I‘ll usually write my articles about intense outside world-related things (swine-flu racists, the new chancellor not making sacrifices, racist republicans, LGBT rights, racists in general). And I‘m sure the majority of you don‘t really care – unfortunately.
The end is near, this is my second to last column for the year and I want to try to spin this article to something more college related. With spring fever and summer love almost indistinguishable in this Davis heat, a lot of us get confused about what‘s real and what isn‘t in college relationships.
There have been a number of advice columns about how to find love in college, how to meet the right one and make it last, what to do and what not to do when it comes to the opposite (curiously, never the same) sex.
I respectfully disagree in the sense that I believe you should start by doing this: nothing.
Don‘t try. Don‘t do anything.
Have you stopped yet? Keeping an eye out for the perfect person is like faith in some religions, believing is seeing. You will idealize someone so much, solely for the sake of having someone to care about that your relationship will end in utter disappointment when they come crashing down off the pedestal you put them on.
Do things that make you happy, things that you enjoy, and you will run into someone with the same obsessions. And when this person with the same obsessions also has the same vices, pet peeves and patterns of OCD as you – sparks will fly.

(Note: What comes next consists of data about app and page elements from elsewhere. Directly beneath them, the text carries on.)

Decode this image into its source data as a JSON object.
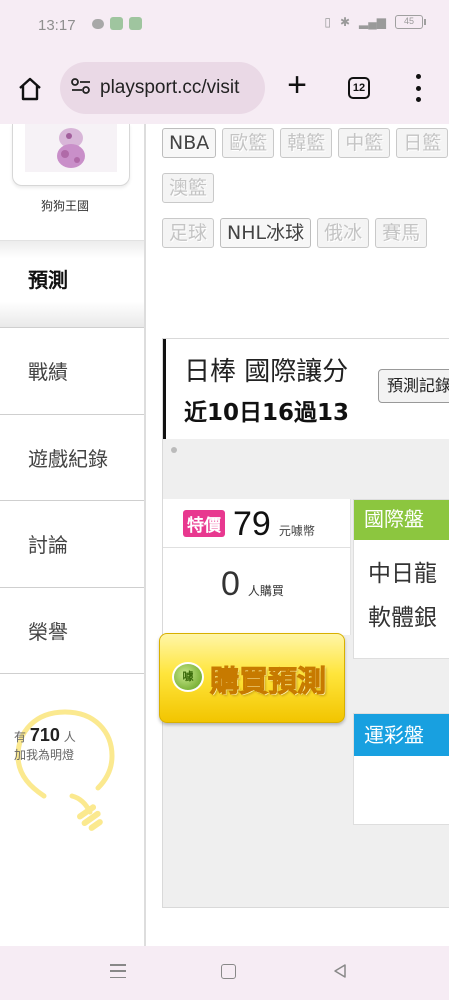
{
  "status_bar": {
    "time": "13:17",
    "battery": "45"
  },
  "browser": {
    "url": "playsport.cc/visit",
    "tab_count": "12"
  },
  "sidebar": {
    "profile_name": "狗狗王國",
    "items": [
      {
        "label": "預測",
        "active": true
      },
      {
        "label": "戰績",
        "active": false
      },
      {
        "label": "遊戲紀錄",
        "active": false
      },
      {
        "label": "討論",
        "active": false
      },
      {
        "label": "榮譽",
        "active": false
      }
    ],
    "lamp": {
      "prefix": "有",
      "count": "710",
      "suffix": "人",
      "line2": "加我為明燈"
    }
  },
  "league_tags": {
    "row1": [
      "NBA",
      "歐籃",
      "韓籃",
      "中籃",
      "日籃"
    ],
    "row2": [
      "澳籃"
    ],
    "row3": [
      "足球",
      "NHL冰球",
      "俄冰",
      "賽馬"
    ],
    "active": [
      "NBA",
      "NHL冰球"
    ]
  },
  "prediction_panel": {
    "title": "日棒 國際讓分",
    "record": "近10日16過13",
    "record_button": "預測記錄",
    "special_badge": "特價",
    "price": "79",
    "price_unit": "元噱幣",
    "buyers": "0",
    "buyers_unit": "人購買",
    "buy_button": "購買預測",
    "buy_logo": "噱",
    "intl_header": "國際盤",
    "intl_line1": "中日龍",
    "intl_line2": "軟體銀",
    "lottery_header": "運彩盤"
  },
  "colors": {
    "system_bar": "#f6ecf4",
    "special_badge": "#e8388f",
    "intl_header": "#8cc63f",
    "lottery_header": "#18a0e0",
    "buy_button": "#ffe53c"
  },
  "icons": [
    "home-icon",
    "site-settings-icon",
    "plus-icon",
    "tabs-icon",
    "more-menu-icon",
    "recents-icon",
    "home-nav-icon",
    "back-icon",
    "lightbulb-icon"
  ]
}
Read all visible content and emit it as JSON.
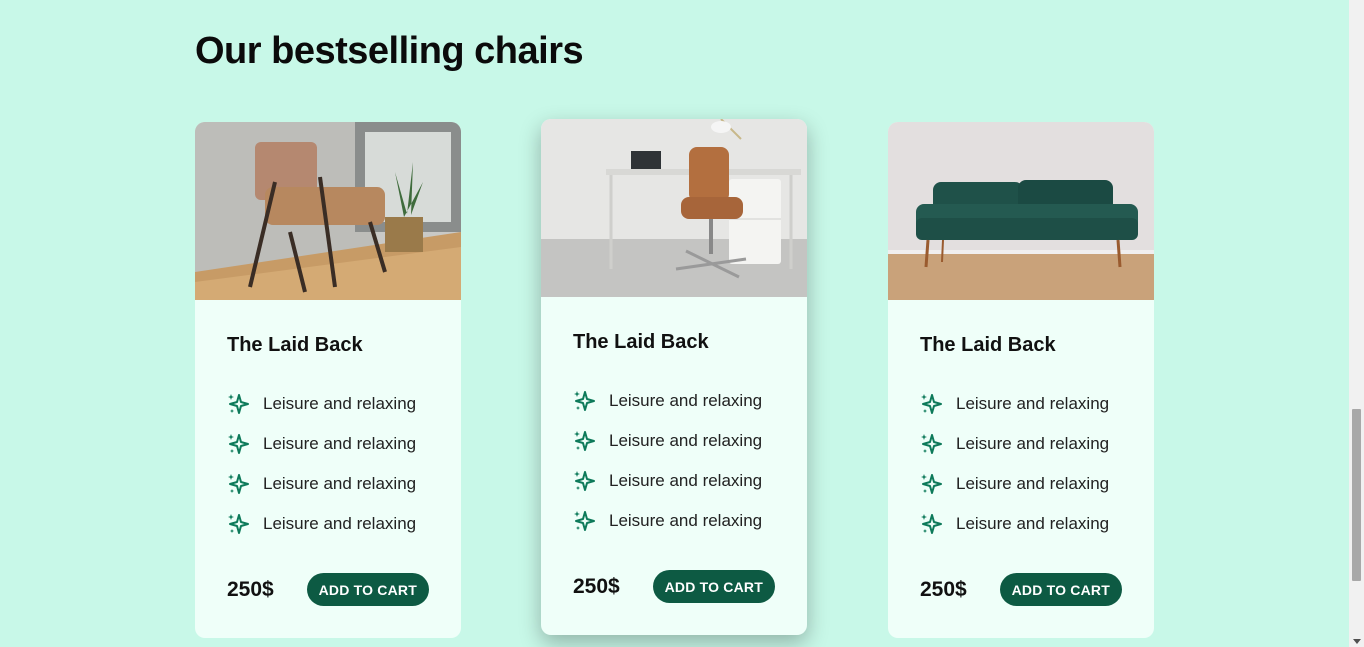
{
  "section": {
    "title": "Our bestselling chairs"
  },
  "cards": [
    {
      "image": "lounge-chair-photo",
      "title": "The Laid Back",
      "features": [
        "Leisure and relaxing",
        "Leisure and relaxing",
        "Leisure and relaxing",
        "Leisure and relaxing"
      ],
      "price": "250$",
      "button": "ADD TO CART"
    },
    {
      "image": "office-chair-photo",
      "title": "The Laid Back",
      "features": [
        "Leisure and relaxing",
        "Leisure and relaxing",
        "Leisure and relaxing",
        "Leisure and relaxing"
      ],
      "price": "250$",
      "button": "ADD TO CART"
    },
    {
      "image": "green-sofa-photo",
      "title": "The Laid Back",
      "features": [
        "Leisure and relaxing",
        "Leisure and relaxing",
        "Leisure and relaxing",
        "Leisure and relaxing"
      ],
      "price": "250$",
      "button": "ADD TO CART"
    }
  ],
  "feature_icon": "sparkles-icon",
  "colors": {
    "background": "#c8f8e8",
    "card": "#effff9",
    "accent": "#0d5a43"
  }
}
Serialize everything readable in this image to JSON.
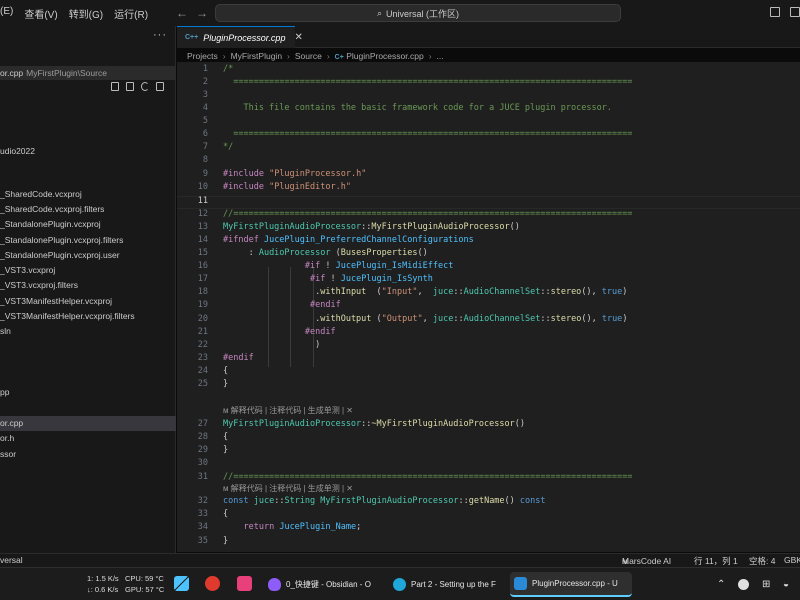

A good place to meet these kinds of people are in small classes. There‘s usually some boring lower division class you have to take for your major that is completely irrelevant to what you enjoy doing. And when you hate doing something together, there‘s usually a bonding experience waiting to happen. So when you‘re stuck in PHI 5, learning “if A then B“ for the 10th time and some cutie catches your eye – together you can make the experience much less mind-numbing.
And assuming that you‘re trying to pass this class, with the help of the cutie from your discussion, you two will eventually study together. No, really. Study. This is a great way to see how the two of you are compatible when it comes to what you‘re here to do: learn (right?). You don‘t need to be on the same page, you can always help each other out, but its nice to see how much work you‘ll actually get done. Eventually everyone needs to buckle down, if you want you and your cutie to last, you‘re going to have to pass your classes.
After you bond over some boring class, you‘re going to have to party. It is a given. If you both like to drink, then drink. If you don‘t, then don‘t. Don‘t change yourself around to impress anyone. Remember, similar vices. But if playing four undefeated games of beer pong in a row under CP3 and Kobe aliases makes you like him or her that much more, so be it.
By this point, there should be a lot of sexual tension. Not that it‘s the most important thing, but … well, ok, yeah it‘s pretty important. Can‘t really go into a whole lot of detail here, but if you find yourself in a hot tub on a warm summer night … take advantage.
Do nice things for one another most importantly. Respect each other, be honest and trustworthy, be real. If something upsets you, say so. Don‘t hold things back. Wrestle each other. Drink beer and eat a lot food. Play Super Smash Brothers (the Nintendo 64 one), it gets a lot of aggression out. Take bike rides together and lay in grass. Stay up late and sleep in. Steal things for one another. Take a weekend get away and sleep in the car. If you do something wrong, apologize and get a card that can express what you can‘t say. Be good to each other‘s family. Fight. But always make up.
If you want your spring/summer fling to last, say so. Be vulnerable and take the risk of looking like a fool. If it doesn‘t work out, then fuck ’em.
SARA KOHGADAI realizes she said do nothing, then wrote an entire column about it. Oops. Tell her your love story at firstname.lastname@example.org.